Items from an interface collection:
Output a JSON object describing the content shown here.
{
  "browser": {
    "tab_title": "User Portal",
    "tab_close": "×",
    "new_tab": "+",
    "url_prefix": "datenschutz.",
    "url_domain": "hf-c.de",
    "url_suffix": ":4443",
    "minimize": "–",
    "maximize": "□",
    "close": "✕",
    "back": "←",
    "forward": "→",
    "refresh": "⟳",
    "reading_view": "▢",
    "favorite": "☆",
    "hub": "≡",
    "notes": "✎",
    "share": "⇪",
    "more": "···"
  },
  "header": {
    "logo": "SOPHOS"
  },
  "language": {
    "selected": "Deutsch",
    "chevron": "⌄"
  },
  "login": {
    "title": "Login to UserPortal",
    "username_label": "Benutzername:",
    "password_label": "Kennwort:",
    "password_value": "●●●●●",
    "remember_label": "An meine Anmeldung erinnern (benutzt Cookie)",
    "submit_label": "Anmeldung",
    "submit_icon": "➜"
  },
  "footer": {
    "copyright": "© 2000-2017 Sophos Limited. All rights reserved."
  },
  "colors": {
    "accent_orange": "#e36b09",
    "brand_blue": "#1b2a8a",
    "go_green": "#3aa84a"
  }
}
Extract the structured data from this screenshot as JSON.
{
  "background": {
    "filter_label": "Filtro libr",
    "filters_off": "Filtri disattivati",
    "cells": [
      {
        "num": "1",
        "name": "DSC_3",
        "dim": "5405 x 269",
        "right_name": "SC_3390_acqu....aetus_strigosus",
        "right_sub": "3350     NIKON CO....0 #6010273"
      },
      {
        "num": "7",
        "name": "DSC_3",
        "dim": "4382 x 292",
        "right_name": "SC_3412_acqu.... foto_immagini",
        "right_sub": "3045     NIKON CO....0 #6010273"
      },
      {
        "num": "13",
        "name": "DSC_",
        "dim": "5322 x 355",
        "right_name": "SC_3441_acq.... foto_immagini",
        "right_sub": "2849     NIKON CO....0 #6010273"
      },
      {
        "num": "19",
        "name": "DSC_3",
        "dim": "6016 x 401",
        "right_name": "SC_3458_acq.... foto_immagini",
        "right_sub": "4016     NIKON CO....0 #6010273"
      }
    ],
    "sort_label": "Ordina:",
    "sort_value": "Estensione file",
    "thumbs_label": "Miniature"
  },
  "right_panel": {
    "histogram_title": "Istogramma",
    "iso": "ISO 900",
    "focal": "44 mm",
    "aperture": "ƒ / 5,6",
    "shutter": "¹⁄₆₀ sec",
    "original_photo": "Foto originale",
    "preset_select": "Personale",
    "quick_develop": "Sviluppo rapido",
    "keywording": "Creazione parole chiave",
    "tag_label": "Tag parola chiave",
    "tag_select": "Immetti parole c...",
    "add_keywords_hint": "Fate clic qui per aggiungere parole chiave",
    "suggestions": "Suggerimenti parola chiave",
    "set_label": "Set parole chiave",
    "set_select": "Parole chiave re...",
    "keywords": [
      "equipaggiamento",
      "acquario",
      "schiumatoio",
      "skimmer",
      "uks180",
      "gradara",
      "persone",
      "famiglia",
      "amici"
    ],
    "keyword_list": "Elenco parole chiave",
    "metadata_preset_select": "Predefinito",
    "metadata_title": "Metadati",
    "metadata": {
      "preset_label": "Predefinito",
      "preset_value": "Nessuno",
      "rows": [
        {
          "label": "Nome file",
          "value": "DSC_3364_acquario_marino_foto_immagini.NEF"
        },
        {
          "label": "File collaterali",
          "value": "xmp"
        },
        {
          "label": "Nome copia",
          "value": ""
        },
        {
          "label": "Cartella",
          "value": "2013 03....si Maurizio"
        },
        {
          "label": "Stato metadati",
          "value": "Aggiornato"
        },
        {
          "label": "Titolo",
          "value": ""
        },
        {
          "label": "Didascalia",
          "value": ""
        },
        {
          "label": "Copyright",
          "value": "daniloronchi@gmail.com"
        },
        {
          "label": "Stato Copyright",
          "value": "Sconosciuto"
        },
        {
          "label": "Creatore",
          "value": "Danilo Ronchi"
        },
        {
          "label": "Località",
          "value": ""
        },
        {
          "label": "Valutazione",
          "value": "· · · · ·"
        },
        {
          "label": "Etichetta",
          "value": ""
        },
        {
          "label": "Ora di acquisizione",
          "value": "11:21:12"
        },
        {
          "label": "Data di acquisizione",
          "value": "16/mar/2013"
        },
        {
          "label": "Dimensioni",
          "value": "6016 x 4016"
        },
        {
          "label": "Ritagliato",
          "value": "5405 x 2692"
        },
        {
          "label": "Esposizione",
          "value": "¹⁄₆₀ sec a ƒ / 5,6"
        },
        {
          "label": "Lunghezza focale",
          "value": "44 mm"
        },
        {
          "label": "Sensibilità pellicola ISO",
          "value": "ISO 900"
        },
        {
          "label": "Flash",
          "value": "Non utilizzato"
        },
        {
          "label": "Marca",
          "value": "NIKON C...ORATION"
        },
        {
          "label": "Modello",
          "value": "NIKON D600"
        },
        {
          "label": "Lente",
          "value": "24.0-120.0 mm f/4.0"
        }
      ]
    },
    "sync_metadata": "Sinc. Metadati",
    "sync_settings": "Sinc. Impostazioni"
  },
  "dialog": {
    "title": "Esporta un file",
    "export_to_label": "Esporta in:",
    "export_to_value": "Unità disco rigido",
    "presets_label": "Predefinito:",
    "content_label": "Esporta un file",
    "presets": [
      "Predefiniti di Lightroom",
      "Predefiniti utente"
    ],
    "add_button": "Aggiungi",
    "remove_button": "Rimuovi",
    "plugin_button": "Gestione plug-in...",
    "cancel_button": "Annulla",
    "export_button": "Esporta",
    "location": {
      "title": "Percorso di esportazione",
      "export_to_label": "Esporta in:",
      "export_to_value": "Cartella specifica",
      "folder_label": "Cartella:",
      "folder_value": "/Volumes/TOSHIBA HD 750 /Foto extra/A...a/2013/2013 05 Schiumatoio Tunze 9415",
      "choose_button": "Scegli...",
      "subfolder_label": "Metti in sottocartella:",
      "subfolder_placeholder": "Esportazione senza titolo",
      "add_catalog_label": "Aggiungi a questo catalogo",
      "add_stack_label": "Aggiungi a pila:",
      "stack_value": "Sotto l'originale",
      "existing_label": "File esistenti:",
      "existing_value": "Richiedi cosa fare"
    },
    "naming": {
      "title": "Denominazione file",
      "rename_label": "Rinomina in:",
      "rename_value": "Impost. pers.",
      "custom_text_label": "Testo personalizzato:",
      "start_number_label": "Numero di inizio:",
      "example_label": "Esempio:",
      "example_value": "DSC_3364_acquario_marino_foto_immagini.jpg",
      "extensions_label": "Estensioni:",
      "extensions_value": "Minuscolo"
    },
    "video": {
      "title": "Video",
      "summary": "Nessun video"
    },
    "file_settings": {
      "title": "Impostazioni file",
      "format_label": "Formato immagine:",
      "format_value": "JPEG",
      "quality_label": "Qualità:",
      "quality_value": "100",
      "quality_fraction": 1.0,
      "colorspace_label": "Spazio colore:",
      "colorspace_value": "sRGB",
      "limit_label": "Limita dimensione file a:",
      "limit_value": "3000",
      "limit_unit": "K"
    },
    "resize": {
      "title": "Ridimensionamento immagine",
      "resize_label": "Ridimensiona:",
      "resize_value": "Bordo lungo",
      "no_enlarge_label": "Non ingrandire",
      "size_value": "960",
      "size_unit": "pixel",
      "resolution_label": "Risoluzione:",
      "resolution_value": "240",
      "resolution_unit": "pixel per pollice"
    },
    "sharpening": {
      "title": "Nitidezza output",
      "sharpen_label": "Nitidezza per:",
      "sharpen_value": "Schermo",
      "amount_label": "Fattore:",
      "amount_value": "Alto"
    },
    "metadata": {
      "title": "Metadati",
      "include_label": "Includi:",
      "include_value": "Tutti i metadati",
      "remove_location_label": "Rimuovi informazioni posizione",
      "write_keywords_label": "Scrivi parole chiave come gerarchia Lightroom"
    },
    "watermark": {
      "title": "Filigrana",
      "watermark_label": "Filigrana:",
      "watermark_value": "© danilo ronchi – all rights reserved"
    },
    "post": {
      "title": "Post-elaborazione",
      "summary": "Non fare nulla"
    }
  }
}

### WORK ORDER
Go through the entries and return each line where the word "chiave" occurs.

### TASK RESULT
    "keywording": "Creazione parole chiave",
    "tag_label": "Tag parola chiave",
    "add_keywords_hint": "Fate clic qui per aggiungere parole chiave",
    "suggestions": "Suggerimenti parola chiave",
    "set_label": "Set parole chiave",
    "set_select": "Parole chiave re...",
    "keyword_list": "Elenco parole chiave",
      "write_keywords_label": "Scrivi parole chiave come gerarchia Lightroom"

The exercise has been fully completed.